Friday, November 14, 2008

Roof Lines

These are images of the Abbey at Fontevraud, near Chinon in the Loire Valley. The place is well worth a visit if you're in that area. It's quite a distance from us, though (about 2 hours by car), so we don't get over there often.

Pointy, sloping roofs.

Fontevraud might be best known as the final resting place of King Henry II Plantagenet, his wife, Eleanor of Aquitaine, and one of their sons, Richard the Lionhearted. I think that, at least, parts of their bodies are buried there. When Henry was King of England, he spent a lot of time at Chinon. If you've seen the film "Lion in Winter," Chinon is where it takes place.

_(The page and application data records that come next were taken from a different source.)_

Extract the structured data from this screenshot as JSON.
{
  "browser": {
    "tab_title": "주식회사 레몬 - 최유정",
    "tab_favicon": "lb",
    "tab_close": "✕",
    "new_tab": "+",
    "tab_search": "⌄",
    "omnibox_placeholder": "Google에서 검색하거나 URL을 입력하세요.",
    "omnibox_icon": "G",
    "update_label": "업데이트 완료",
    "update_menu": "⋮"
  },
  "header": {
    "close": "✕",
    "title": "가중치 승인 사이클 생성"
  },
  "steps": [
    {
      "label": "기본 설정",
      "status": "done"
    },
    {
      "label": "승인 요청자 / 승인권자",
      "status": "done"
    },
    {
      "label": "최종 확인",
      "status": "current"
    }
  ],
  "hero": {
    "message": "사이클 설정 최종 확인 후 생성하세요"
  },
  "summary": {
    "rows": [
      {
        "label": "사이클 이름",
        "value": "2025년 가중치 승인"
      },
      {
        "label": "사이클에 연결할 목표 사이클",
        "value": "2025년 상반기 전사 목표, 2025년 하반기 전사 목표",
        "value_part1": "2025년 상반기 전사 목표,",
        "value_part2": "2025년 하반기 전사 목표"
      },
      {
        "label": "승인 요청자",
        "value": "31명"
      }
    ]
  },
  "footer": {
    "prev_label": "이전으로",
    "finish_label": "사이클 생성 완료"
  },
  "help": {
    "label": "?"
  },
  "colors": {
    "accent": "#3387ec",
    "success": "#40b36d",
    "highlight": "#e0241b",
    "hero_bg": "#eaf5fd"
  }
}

Sweeping, curvy roofs, with columns and arches.

The abbey church itself, originally built in the twelfth century, has been spectacularly restored, as has the entire complex. The cloister is magnificent. There is so much to see.

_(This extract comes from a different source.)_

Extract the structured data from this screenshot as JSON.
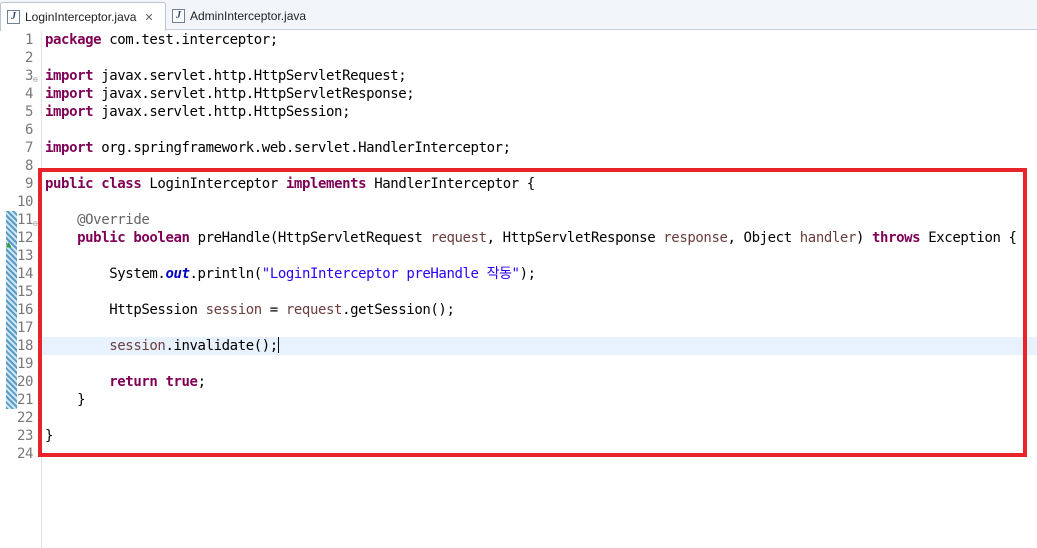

For now, I'll tease you with some of the exteriors.


  1. Richard the Lionheart has 3 tombs (which is a bit greedy, really). Fontevraud is where his body is buried, there is a tomb in Rouen where they buried his heart, and a tomb at Charroux containing his brain.

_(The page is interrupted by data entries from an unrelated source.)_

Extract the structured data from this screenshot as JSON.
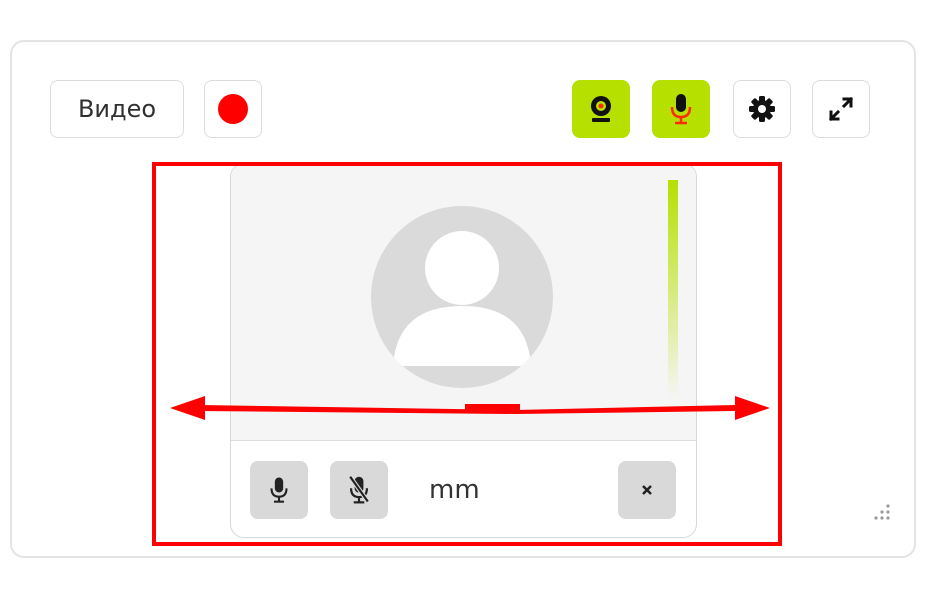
{
  "toolbar": {
    "video_label": "Видео",
    "record_icon": "record-icon",
    "camera_icon": "webcam-icon",
    "mic_icon": "microphone-icon",
    "settings_icon": "gear-icon",
    "fullscreen_icon": "expand-icon",
    "active_color": "#b6e000",
    "record_color": "#ff0000"
  },
  "tile": {
    "user_name": "mm",
    "avatar_icon": "user-avatar-icon",
    "mic_icon": "microphone-icon",
    "mute_icon": "microphone-off-icon",
    "close_icon": "close-icon",
    "volume_level": 0.95
  },
  "annotation": {
    "color": "#ff0000",
    "arrow_icon": "double-arrow-horizontal-icon"
  }
}
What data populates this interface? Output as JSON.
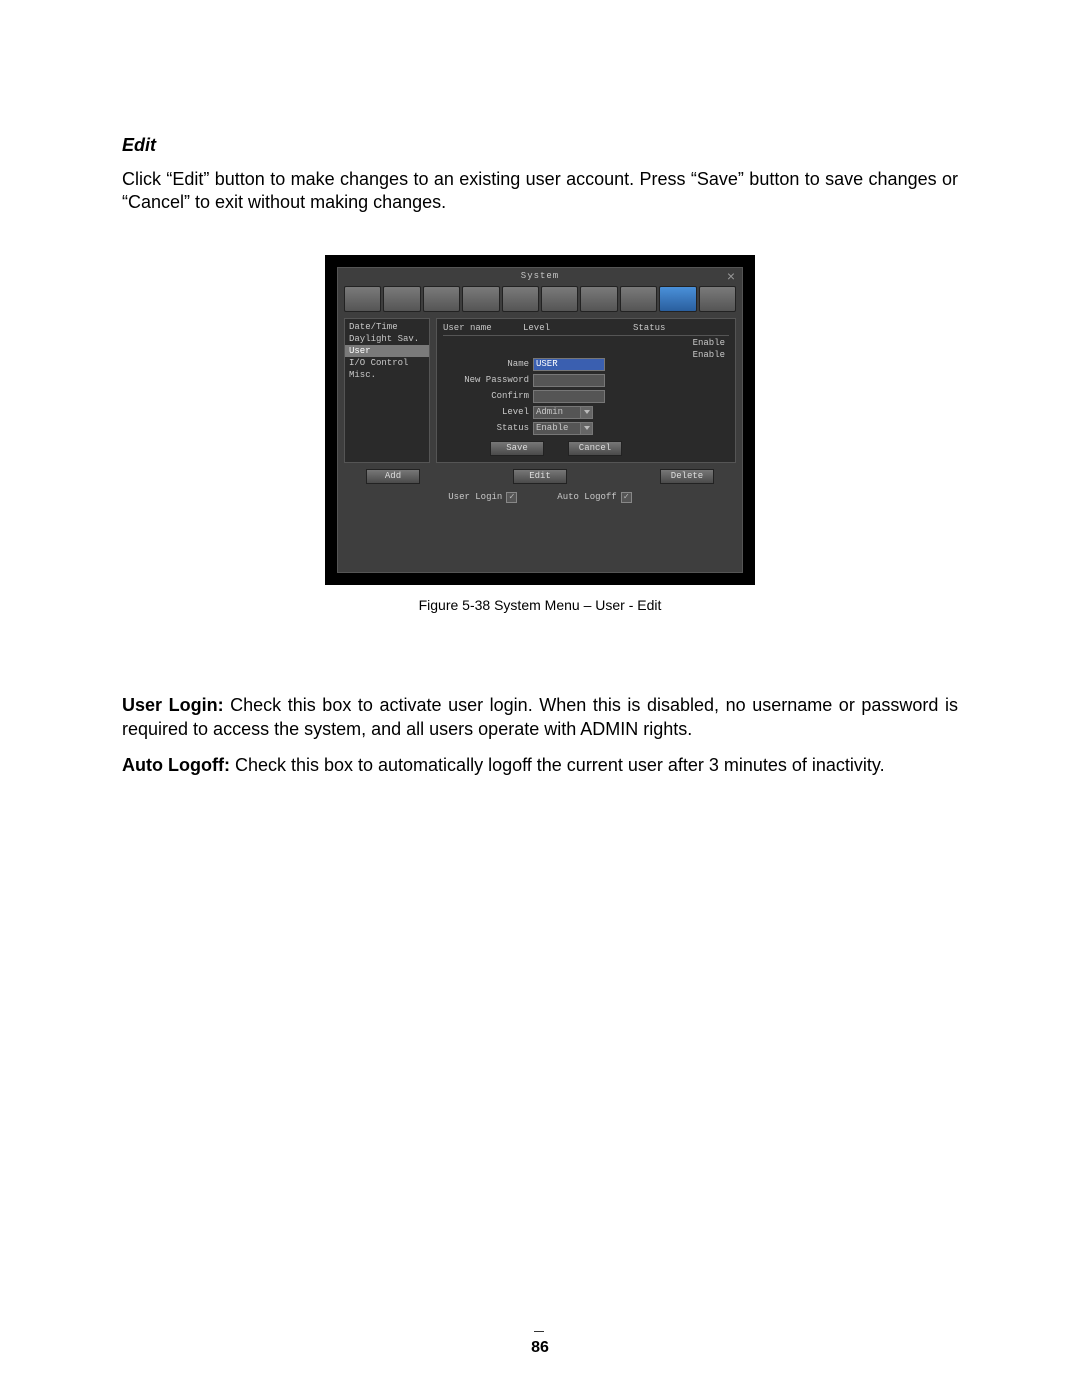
{
  "section": {
    "title": "Edit",
    "intro": "Click “Edit” button to make changes to an existing user account. Press “Save” button to save changes or “Cancel” to exit without making changes."
  },
  "figure": {
    "window_title": "System",
    "close_glyph": "×",
    "sidebar": {
      "items": [
        "Date/Time",
        "Daylight Sav.",
        "User",
        "I/O Control",
        "Misc."
      ],
      "selected_index": 2
    },
    "list_header": {
      "c1": "User name",
      "c2": "Level",
      "c3": "Status"
    },
    "status_values": [
      "Enable",
      "Enable"
    ],
    "form": {
      "name_label": "Name",
      "name_value": "USER",
      "newpw_label": "New Password",
      "confirm_label": "Confirm",
      "level_label": "Level",
      "level_value": "Admin",
      "status_label": "Status",
      "status_value": "Enable",
      "save_btn": "Save",
      "cancel_btn": "Cancel"
    },
    "footer": {
      "add_btn": "Add",
      "edit_btn": "Edit",
      "delete_btn": "Delete",
      "user_login_label": "User Login",
      "auto_logoff_label": "Auto Logoff"
    },
    "caption": "Figure 5-38 System Menu – User - Edit"
  },
  "descriptions": {
    "user_login_bold": "User Login:",
    "user_login_text": " Check this box to activate user login. When this is disabled, no username or password is required to access the system, and all users operate with ADMIN rights.",
    "auto_logoff_bold": "Auto Logoff:",
    "auto_logoff_text": " Check this box to automatically logoff the current user after 3 minutes of inactivity."
  },
  "page_number": "86"
}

    Probably an exemplar of spreading yourself a bit thin!

  2. LOL @ Simon!
    Fontevraud is really worth the trip! Very impressive. And, as I recall, a nice cafe across the street!

  3. Walt

    warm weather here too - up to 14C but raining ( good time to go and catch the James Bond movie tonight).

    Some snow and -2C on Sunday and Monday.

  4. Fontevraud has a great free-standing, medieval kitchen. Also, the clean, modern design of the reconstructed cathedral is nice in contrast to the ruins it is built upon.

  5. Fantastic photos, I love the perspective. You get such a good sense of the intricacy of the designs.

  6. We've got a warm trend here too. We're supposed to hit 97°F today. Lovely!

  7. chm... 97°!?!? wow!

    Walt, I love the angles on that top photo. I'm looking forward to more of the inside! This is another of my very favorite culture topics: Eleanor of Aquitaine and the whole Capet and Plantagenet thing and the connection to William the Conqueror on the one side, and down to Louis IX on the other (who is, of course, St. Louis!). This is a major unit that I do with my classes. They see the movie, and they do research, and they learn medieval vocab, and I have a web page for it, and all that. I love showing them how the designs all over Ste. Chapelle (fleurs de lys and castles) are all related to Louis IX's Capet and Castille lineage back up to Eleanor and to Louis VII! I love it!

    And... I've never been to Fontevraud! I must go!

  8. I doubt that the abbey church was in ruins. Since it has been a prison from the early nineteenth century to the mid 1960's, it was probably in bad shape, but not in ruins. The restoration began at the beginning of the twentieth century and was continued after the abbey was vacated.
    Jean Genêt had been a prisoner there, and he tells about it in "Le miracle de la Rose".

  9. simon, I knew he wasn't all there...

    cheryl, it was a fun visit!

    beaver, it won't get that cold here.

    peter, the kitchen is very interesting with all those ovens and chimneys.

    susan, merci!

    chm, now you're just rubbing it in! Ah, desert life.

    judy, yes, you should go. Have you been to Chinon?


Tell me what you think!